Interface dataset entries:
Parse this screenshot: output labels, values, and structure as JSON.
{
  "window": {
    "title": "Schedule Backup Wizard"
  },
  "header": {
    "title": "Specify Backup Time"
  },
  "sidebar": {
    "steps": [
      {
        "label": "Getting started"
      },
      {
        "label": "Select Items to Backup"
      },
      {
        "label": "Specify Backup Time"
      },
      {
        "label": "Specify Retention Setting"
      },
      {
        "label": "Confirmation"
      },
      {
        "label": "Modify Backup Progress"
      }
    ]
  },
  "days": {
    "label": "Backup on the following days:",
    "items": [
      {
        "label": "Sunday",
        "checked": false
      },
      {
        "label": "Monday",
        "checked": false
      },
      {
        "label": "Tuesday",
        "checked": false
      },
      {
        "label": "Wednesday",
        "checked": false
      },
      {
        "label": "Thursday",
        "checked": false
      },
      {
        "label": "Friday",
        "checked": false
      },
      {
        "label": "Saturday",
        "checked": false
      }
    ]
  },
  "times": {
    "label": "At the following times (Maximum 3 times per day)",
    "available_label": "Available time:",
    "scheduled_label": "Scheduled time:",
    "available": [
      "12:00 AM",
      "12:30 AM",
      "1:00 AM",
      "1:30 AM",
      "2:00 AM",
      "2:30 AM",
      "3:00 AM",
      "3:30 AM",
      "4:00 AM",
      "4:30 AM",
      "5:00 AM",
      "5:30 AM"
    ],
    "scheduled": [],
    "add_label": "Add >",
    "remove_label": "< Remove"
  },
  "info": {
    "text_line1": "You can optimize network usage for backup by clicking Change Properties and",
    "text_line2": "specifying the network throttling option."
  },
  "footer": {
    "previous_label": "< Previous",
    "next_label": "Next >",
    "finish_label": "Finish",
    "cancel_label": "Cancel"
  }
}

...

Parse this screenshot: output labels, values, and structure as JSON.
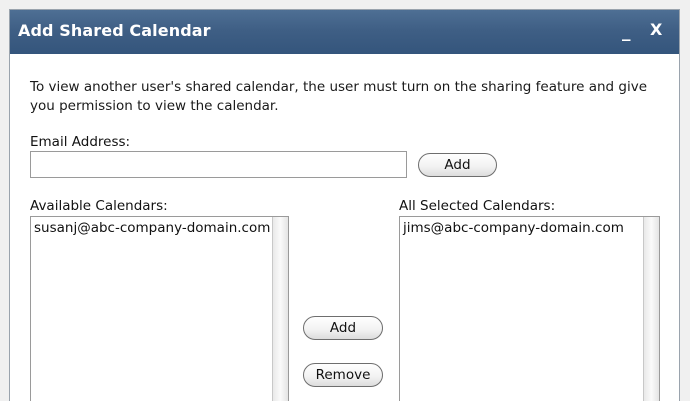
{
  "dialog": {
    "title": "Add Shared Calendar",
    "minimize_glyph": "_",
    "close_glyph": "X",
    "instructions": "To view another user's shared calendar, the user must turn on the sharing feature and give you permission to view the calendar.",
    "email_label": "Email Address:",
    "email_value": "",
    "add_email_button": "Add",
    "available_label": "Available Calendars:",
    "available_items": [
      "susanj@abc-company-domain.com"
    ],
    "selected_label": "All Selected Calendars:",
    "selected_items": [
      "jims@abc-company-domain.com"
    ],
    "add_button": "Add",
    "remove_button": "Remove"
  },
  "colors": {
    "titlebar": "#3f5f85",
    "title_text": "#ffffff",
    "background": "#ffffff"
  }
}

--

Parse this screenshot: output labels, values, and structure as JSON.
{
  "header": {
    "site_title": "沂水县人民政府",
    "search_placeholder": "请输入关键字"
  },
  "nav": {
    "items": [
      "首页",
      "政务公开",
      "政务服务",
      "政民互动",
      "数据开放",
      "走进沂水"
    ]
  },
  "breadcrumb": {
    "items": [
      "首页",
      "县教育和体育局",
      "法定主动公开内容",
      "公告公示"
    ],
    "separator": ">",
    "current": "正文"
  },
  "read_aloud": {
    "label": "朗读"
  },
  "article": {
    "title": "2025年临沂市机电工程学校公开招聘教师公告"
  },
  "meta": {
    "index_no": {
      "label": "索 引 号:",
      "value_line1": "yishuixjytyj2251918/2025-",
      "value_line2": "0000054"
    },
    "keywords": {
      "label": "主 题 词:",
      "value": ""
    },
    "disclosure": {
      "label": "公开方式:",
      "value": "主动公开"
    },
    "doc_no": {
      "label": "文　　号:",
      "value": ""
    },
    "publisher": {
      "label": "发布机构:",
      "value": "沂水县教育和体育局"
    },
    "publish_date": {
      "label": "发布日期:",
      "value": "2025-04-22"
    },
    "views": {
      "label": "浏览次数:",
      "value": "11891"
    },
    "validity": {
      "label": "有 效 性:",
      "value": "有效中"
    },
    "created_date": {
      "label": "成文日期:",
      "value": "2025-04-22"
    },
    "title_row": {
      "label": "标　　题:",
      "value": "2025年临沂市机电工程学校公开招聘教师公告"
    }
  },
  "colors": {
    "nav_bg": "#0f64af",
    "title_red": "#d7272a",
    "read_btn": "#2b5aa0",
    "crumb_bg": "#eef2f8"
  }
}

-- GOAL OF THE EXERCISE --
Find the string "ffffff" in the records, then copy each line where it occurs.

-- THE COMPLETED TASK --
    "title_text": "#ffffff",
    "background": "#ffffff"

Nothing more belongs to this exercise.